The archive also contains a thousand images of currency, manuscript letters, maps, broadsides, title pages, illustrations, and photographs. Full citations of all entries are included in bibliographies arranged chronologically and alphabetically. Thematically, the site focuses upon slavery, civil war, and African American religion. Scholars guided by an Editorial Board for Documenting the American South have selected the texts from the premier southern collections in the library at the University of North Carolina at Chapel Hill. The Institute of Museum and Library Services, the National Endowment for the Humanities, the Gladys Krieble Delmas Foundation, and the Library of Congress/Ameritech National Digital Library have funded the various projects of the archive.
Chronologically, the nineteenth century gets the most attention. Except for John Lawson’s 1709 travel narrative on North Carolina, for example, no earlier work in southern literature is included. Instead, the introduction includes a reprint of “Literature in the American South” from the Encyclopedia of Southern Culture, where ironically the editors Charles Reagon Wilson and William Ferris make the case for the importance of seventeenth- and eighteenth-century literature.

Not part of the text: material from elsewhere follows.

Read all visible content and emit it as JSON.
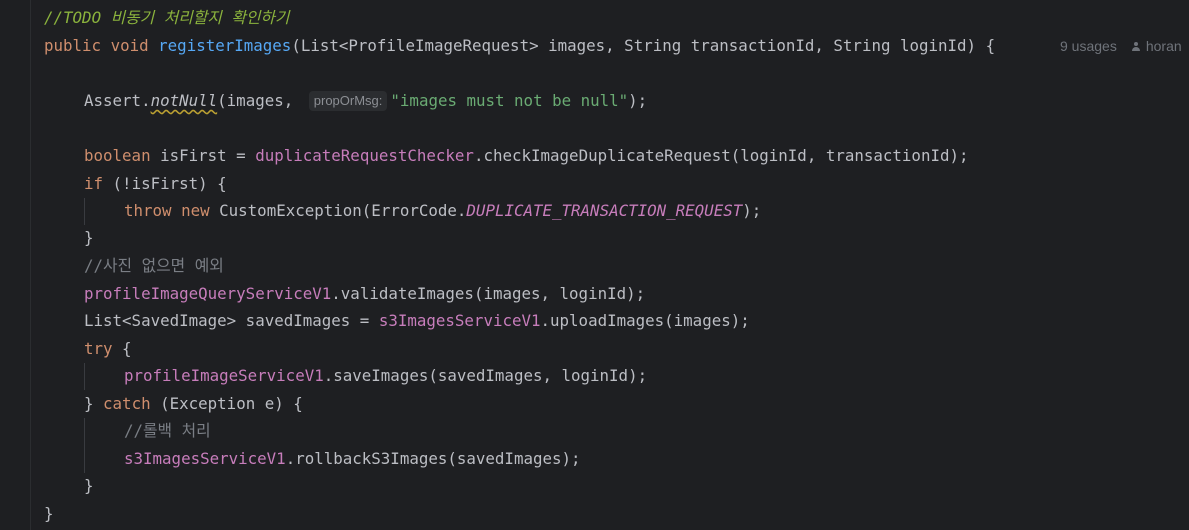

The Civil War looms large both on the site in general and in firsthand accounts, occupying at least 45 percent of all narratives (65 out of 145). Although texts extend to 1920, there is nothing beyond 1920, in part to avoid difficulties with copyright. DAS is primarily concerned with the “inaccessible” voices of southern history and life: women, Native and African Americans, laborers, enlisted men, and others at the bottom of the social heap. The religious South is confined to the black church. The archive is becoming increasingly dated, however, as recent scholarship such as that of Philip Morgan, Ira Berlin, George Fredrickson, Kathleen Brown, James Horn, Karen Kupperman, Lorena Walsh, Jack Greene, Roger Ekirch, Timothy Breen, Edmund Morgan, Mechal Sobel, and others reveals that the formation of southern culture and identity might be better understood in a global context that took shape long before the nineteenth century and the American Civil War.
Navigation through the site is by A-to-Z indexing of authors' surnames. Clicking on a particular source brings up a title page and subject index that reveals related titles in the database on that subject. Each source is delivered as a full-text file in hypertext markup language (HTML) for Web display and a standard generalized markup language (SGML) version with search and browse features. DAS recommends two SGML browsers that users might select for viewing. Unfortunately, Multidoc Pro has been terminated, and Panorama, an e-business company, gives no information on how to obtain an SGML viewer plug-in.

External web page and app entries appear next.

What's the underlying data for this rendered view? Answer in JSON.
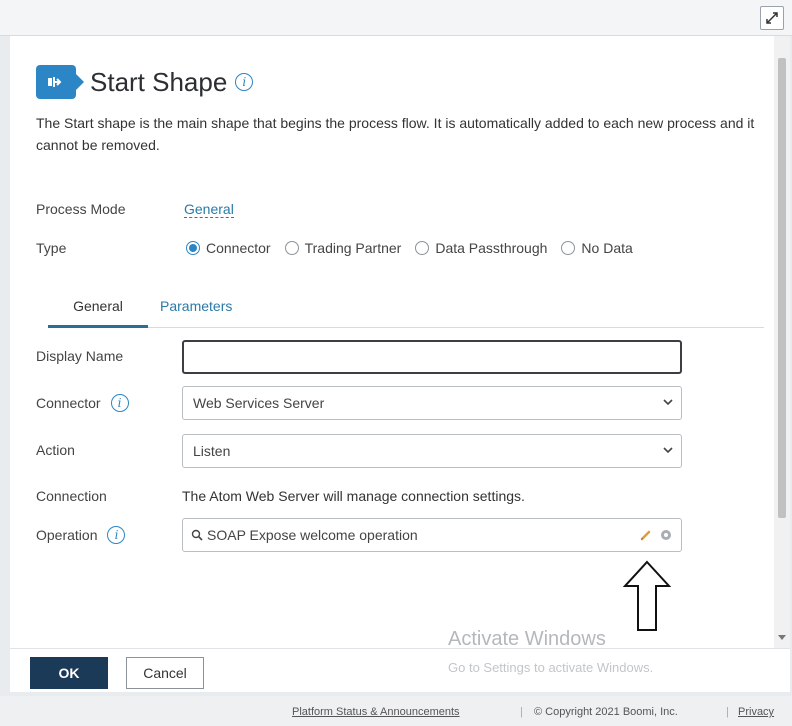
{
  "dialog": {
    "title": "Start Shape",
    "description": "The Start shape is the main shape that begins the process flow. It is automatically added to each new process and it cannot be removed.",
    "process_mode": {
      "label": "Process Mode",
      "value": "General"
    },
    "type": {
      "label": "Type",
      "options": [
        "Connector",
        "Trading Partner",
        "Data Passthrough",
        "No Data"
      ],
      "selected": "Connector"
    },
    "tabs": [
      {
        "label": "General",
        "active": true
      },
      {
        "label": "Parameters",
        "active": false
      }
    ],
    "fields": {
      "display_name": {
        "label": "Display Name",
        "value": ""
      },
      "connector": {
        "label": "Connector",
        "value": "Web Services Server"
      },
      "action": {
        "label": "Action",
        "value": "Listen"
      },
      "connection": {
        "label": "Connection",
        "value": "The Atom Web Server will manage connection settings."
      },
      "operation": {
        "label": "Operation",
        "value": "SOAP Expose welcome operation"
      }
    },
    "buttons": {
      "ok": "OK",
      "cancel": "Cancel"
    }
  },
  "info_glyph": "i",
  "watermark": {
    "title": "Activate Windows",
    "subtitle": "Go to Settings to activate Windows."
  },
  "bottom_bar": {
    "status": "Platform Status & Announcements",
    "copyright": "© Copyright 2021 Boomi, Inc.",
    "privacy": "Privacy",
    "separator": "|"
  },
  "icons": {
    "expand": "expand-icon",
    "start_shape": "start-shape-icon",
    "info": "info-icon",
    "dropdown": "chevron-down-icon",
    "search": "search-icon",
    "edit": "pencil-icon",
    "settings": "gear-icon",
    "annotation": "up-arrow-icon"
  },
  "colors": {
    "accent": "#2c86c5",
    "primary_button": "#1b3a57",
    "link": "#2a7aa8",
    "edit_icon": "#e0a030"
  }
}
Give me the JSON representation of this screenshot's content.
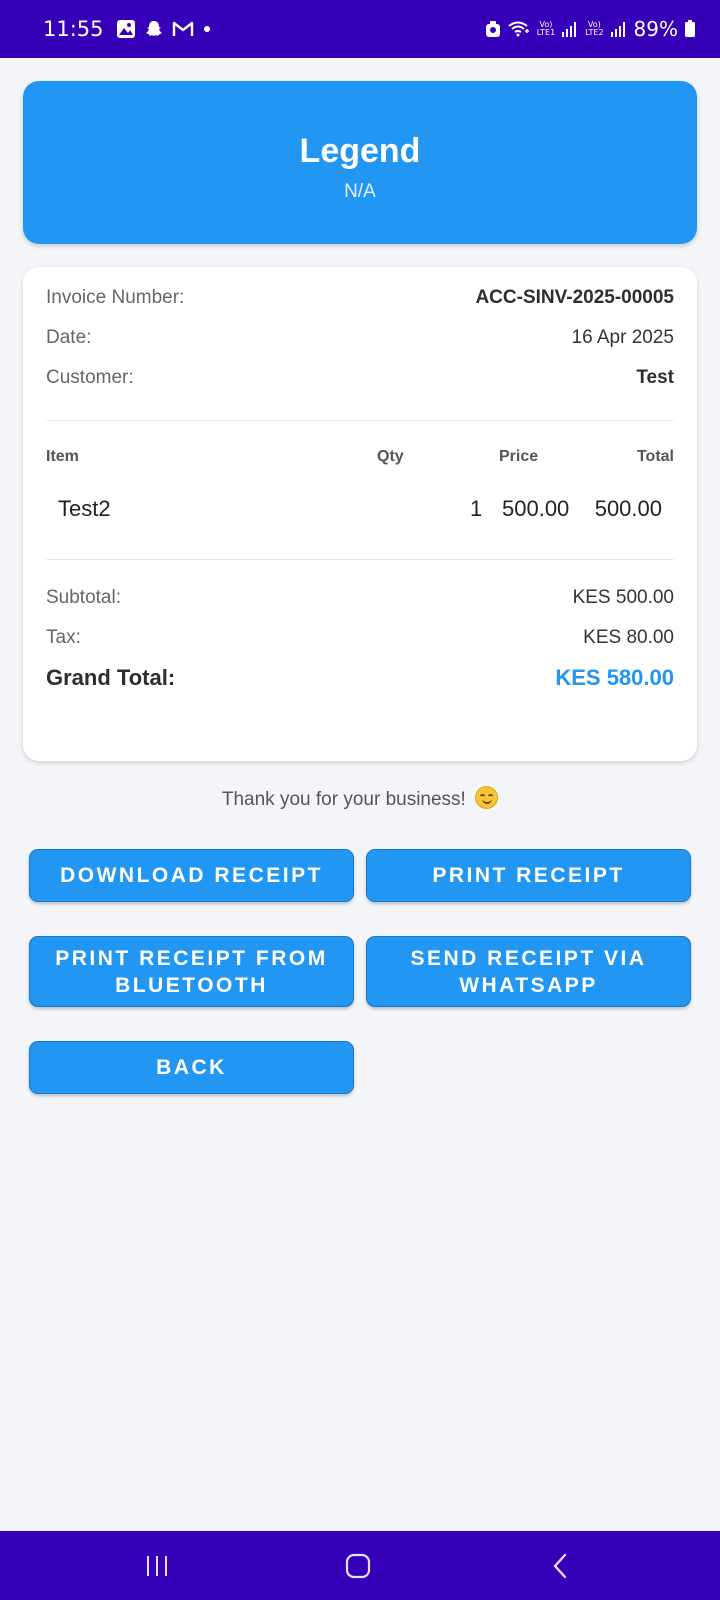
{
  "status_bar": {
    "time": "11:55",
    "lte1": "LTE1",
    "lte2": "LTE2",
    "battery": "89%",
    "icons": [
      "gallery-icon",
      "snapchat-icon",
      "gmail-icon",
      "dot-icon",
      "alarm-icon",
      "wifi-icon",
      "signal-icon",
      "signal-icon",
      "battery-icon"
    ]
  },
  "header": {
    "title": "Legend",
    "subtitle": "N/A"
  },
  "invoice": {
    "invoice_number_label": "Invoice Number:",
    "invoice_number": "ACC-SINV-2025-00005",
    "date_label": "Date:",
    "date": "16 Apr 2025",
    "customer_label": "Customer:",
    "customer": "Test",
    "columns": {
      "item": "Item",
      "qty": "Qty",
      "price": "Price",
      "total": "Total"
    },
    "items": [
      {
        "item": "Test2",
        "qty": "1",
        "price": "500.00",
        "total": "500.00"
      }
    ],
    "subtotal_label": "Subtotal:",
    "subtotal": "KES 500.00",
    "tax_label": "Tax:",
    "tax": "KES 80.00",
    "grand_total_label": "Grand Total:",
    "grand_total": "KES 580.00"
  },
  "thanks_message": "Thank you for your business!",
  "buttons": {
    "download": "DOWNLOAD RECEIPT",
    "print": "PRINT RECEIPT",
    "print_bluetooth": "PRINT RECEIPT FROM BLUETOOTH",
    "whatsapp": "SEND RECEIPT VIA WHATSAPP",
    "back": "BACK"
  },
  "colors": {
    "system_bar": "#3600b8",
    "accent": "#2196f3",
    "background": "#f4f5f9"
  }
}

Teachers in schools, colleges, and universities will appreciate the convenience of having rare texts so readily available for use in the classroom, although they will have to look elsewhere for student aids on how to evaluate primary sources. To make this a first-rate site on the American South, however, will require a broadening of the textual database, review of all introductory text to eliminate redundancies, and a commitment to make the database truly searchable via an SGML browser, preferably one that resides on the server and does not require users to locate their own. An e-text reader would also give users greater flexibility and might increase the public audience. In its present iteration, those who teach will find it a mini-Library of Congress on nineteenth-century southern history and culture.
Virginia Polytechnic Institute and State University